RECORDED INFORMATION below:
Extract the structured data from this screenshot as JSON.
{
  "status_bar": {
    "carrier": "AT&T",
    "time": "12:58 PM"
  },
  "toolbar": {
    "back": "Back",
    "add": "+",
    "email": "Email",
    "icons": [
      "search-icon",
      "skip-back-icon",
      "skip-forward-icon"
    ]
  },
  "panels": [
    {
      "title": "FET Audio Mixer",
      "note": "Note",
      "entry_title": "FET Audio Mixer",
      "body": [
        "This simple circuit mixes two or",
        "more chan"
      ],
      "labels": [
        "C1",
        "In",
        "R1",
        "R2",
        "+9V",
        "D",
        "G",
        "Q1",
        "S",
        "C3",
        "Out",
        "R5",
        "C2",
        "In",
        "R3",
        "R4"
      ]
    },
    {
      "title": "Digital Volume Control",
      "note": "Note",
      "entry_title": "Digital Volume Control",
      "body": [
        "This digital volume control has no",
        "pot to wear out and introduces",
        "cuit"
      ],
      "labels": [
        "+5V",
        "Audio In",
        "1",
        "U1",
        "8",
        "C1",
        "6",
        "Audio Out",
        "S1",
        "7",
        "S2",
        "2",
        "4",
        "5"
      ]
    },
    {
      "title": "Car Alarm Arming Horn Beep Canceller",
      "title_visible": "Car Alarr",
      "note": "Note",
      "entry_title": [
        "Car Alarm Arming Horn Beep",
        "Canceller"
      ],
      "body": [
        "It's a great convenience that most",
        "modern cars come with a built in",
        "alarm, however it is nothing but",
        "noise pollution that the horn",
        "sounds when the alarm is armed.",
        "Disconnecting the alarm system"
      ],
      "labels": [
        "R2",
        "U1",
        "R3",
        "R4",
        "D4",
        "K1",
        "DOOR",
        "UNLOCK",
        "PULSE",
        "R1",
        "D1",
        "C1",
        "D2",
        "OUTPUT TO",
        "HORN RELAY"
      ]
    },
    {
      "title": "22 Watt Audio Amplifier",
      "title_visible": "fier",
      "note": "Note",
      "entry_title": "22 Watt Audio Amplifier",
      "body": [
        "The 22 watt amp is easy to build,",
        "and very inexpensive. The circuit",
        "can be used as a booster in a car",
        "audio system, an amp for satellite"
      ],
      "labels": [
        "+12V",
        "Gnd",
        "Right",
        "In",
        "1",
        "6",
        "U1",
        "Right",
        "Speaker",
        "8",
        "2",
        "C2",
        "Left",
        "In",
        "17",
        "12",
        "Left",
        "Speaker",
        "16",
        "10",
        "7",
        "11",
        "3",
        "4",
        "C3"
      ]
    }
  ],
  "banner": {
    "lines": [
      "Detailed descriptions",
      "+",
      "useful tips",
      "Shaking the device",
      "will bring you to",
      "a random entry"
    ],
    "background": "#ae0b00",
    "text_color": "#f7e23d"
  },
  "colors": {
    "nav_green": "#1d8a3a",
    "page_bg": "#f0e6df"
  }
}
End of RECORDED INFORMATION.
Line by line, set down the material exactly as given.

Extract the structured data from this screenshot as JSON.
{
  "status_bar": {
    "carrier": "AT&T",
    "time": "12:58 PM"
  },
  "toolbar": {
    "back": "Back",
    "add": "+",
    "email": "Email",
    "icons": [
      "search-icon",
      "skip-back-icon",
      "skip-forward-icon"
    ]
  },
  "panels": [
    {
      "title": "FET Audio Mixer",
      "note": "Note",
      "entry_title": "FET Audio Mixer",
      "body": [
        "This simple circuit mixes two or",
        "more chan"
      ],
      "labels": [
        "C1",
        "In",
        "R1",
        "R2",
        "+9V",
        "D",
        "G",
        "Q1",
        "S",
        "C3",
        "Out",
        "R5",
        "C2",
        "In",
        "R3",
        "R4"
      ]
    },
    {
      "title": "Digital Volume Control",
      "note": "Note",
      "entry_title": "Digital Volume Control",
      "body": [
        "This digital volume control has no",
        "pot to wear out and introduces",
        "cuit"
      ],
      "labels": [
        "+5V",
        "Audio In",
        "1",
        "U1",
        "8",
        "C1",
        "6",
        "Audio Out",
        "S1",
        "7",
        "S2",
        "2",
        "4",
        "5"
      ]
    },
    {
      "title": "Car Alarm Arming Horn Beep Canceller",
      "title_visible": "Car Alarr",
      "note": "Note",
      "entry_title": [
        "Car Alarm Arming Horn Beep",
        "Canceller"
      ],
      "body": [
        "It's a great convenience that most",
        "modern cars come with a built in",
        "alarm, however it is nothing but",
        "noise pollution that the horn",
        "sounds when the alarm is armed.",
        "Disconnecting the alarm system"
      ],
      "labels": [
        "R2",
        "U1",
        "R3",
        "R4",
        "D4",
        "K1",
        "DOOR",
        "UNLOCK",
        "PULSE",
        "R1",
        "D1",
        "C1",
        "D2",
        "OUTPUT TO",
        "HORN RELAY"
      ]
    },
    {
      "title": "22 Watt Audio Amplifier",
      "title_visible": "fier",
      "note": "Note",
      "entry_title": "22 Watt Audio Amplifier",
      "body": [
        "The 22 watt amp is easy to build,",
        "and very inexpensive. The circuit",
        "can be used as a booster in a car",
        "audio system, an amp for satellite"
      ],
      "labels": [
        "+12V",
        "Gnd",
        "Right",
        "In",
        "1",
        "6",
        "U1",
        "Right",
        "Speaker",
        "8",
        "2",
        "C2",
        "Left",
        "In",
        "17",
        "12",
        "Left",
        "Speaker",
        "16",
        "10",
        "7",
        "11",
        "3",
        "4",
        "C3"
      ]
    }
  ],
  "banner": {
    "lines": [
      "Detailed descriptions",
      "+",
      "useful tips",
      "Shaking the device",
      "will bring you to",
      "a random entry"
    ],
    "background": "#ae0b00",
    "text_color": "#f7e23d"
  },
  "colors": {
    "nav_green": "#1d8a3a",
    "page_bg": "#f0e6df"
  }
}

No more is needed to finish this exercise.